The Triumph of Logic

June 2, 2022July 2, 2022

After 13 years of a fruitful career in the international art scene, Stelios Faitakis presents in Athens a selection of his art produced in recent years. From the series of four monumental works entitled “Fortunately, Absurdity is Lost”, which he showed in Turin in 2014 in the evocative Palazzo Cavour, curated by Maurizio Cattelan, to “Mandala”, the new series he presented last year at the International Art Exhibition hosted in Hainan, China. His “return” to Athens is marked by a new series of ten large-scale works and twelve works on paper.

In this moment in time when the shadow of war threatens us with nuclear annihilation, the “mind of the painter” conjures up figures such as Nietzsche and the Nobel Prize-winning physicist Wolfgang Pauli. In his familiar artistic style - neo-Byzantine modernism that converges with contemporary iconographic references - the artist attempts a poignant commentary on the times. His work is a narrative, but he does not depict historical events. He is not interested in the historical accuracy of an event, but rather in the study of History from which one can interpret the present. “Reason is a tool for interpreting the world, but it is limited”, he believes, arguing that “man possesses perceptual abilities and mechanisms that surpass reason”.  

The turmoil of war is captured in the work by the same name as well as in “Mandala”, a new series of compositions that draw on the art of Tibet and Japan. Missiles gyrate in a world that oscillates between progress and self-destruction. Faitakis draws inspiration from iconographic tradition to set up an “unorthodox” place of worship in Ziller’s neoclassical building. It is hailed as an eschatological prophecy, the “resurrection” of the world at the close of a science that is not centered on the human being, but rather on dogmatic “truth”. In his art, the painter does not embellish, nor does he proclaim something beautiful.

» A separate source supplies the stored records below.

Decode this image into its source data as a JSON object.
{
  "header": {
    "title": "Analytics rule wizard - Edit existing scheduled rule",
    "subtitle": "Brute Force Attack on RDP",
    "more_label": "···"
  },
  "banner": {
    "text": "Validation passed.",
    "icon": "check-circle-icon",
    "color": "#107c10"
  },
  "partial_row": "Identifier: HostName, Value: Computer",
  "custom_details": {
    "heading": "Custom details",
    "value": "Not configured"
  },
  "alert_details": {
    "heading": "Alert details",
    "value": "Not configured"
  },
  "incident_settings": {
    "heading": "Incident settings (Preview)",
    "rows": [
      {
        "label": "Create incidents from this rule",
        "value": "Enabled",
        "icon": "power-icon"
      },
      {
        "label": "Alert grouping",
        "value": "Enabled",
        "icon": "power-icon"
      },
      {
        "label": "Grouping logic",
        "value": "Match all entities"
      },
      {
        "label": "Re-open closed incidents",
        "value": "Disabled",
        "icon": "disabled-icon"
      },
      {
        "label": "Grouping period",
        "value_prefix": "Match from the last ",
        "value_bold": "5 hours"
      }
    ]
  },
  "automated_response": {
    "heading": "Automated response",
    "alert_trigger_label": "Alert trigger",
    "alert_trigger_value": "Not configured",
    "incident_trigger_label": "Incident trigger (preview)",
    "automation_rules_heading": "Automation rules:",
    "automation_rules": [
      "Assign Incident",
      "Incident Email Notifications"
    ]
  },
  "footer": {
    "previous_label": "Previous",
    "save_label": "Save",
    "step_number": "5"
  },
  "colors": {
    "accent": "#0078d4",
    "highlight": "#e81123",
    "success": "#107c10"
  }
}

However, he is convinced that overuse or misuse of technique that is in line with current “reason” will not save the world.  

The large-scale panels have the appropriate breadth for the conceptualizations of the Greek artist and are ideally showcased in the halls of Allouche Benias Gallery. Thanks to the iconic mural “Socrates Drinks the Conium ” that he created for the 1st Athens Biennale in '07, he became well known to the general public and since then he has charted a course that has brought him to international art events. In 2012, he participated in the first Kyiv Biennial, while in 2016, the famous “Palais de Tokyo” museum in Paris commissioned a permanent mural depicting the French student uprising of May '68. The New York Times, the Guardian, and numerous international media have written about his oeuvre, and his work has been featured on the cover of the supplement magazine of the German newspaper Süddeutsche Zeitung. 

The collaboration between Faitakis and the curator Katerina Gregos played a decisive role in this journey. In 2011, at the Venice Biennale, as the person in charge of representing Denmark, she included a monumental installation by the Greek artist in the Danish exhibit, paving the way for his international career, while they collaborated again in Riga, Latvia, in 2018, when she was at the helm of the event. Among others, the Director of EMST has written: “Faitakis managed to devise - from a completely modern perspective - his own personal artistic idiom, infusing traditional figurative painting with a pictorial vein and a political point of view”. 

Stelios Faitakis (born 1976) started out as a graffiti artist, passed through the Athens School of Fine Arts and Rena Papaspyrou's studio, and since then has combined Byzantine hagiography and the Cretan School with the political message of Mexican muralistas, such as Diego Rivera or José Clemente Orozco. This is his fifth solo exhibition after the tribute exhibition in Paris (2018).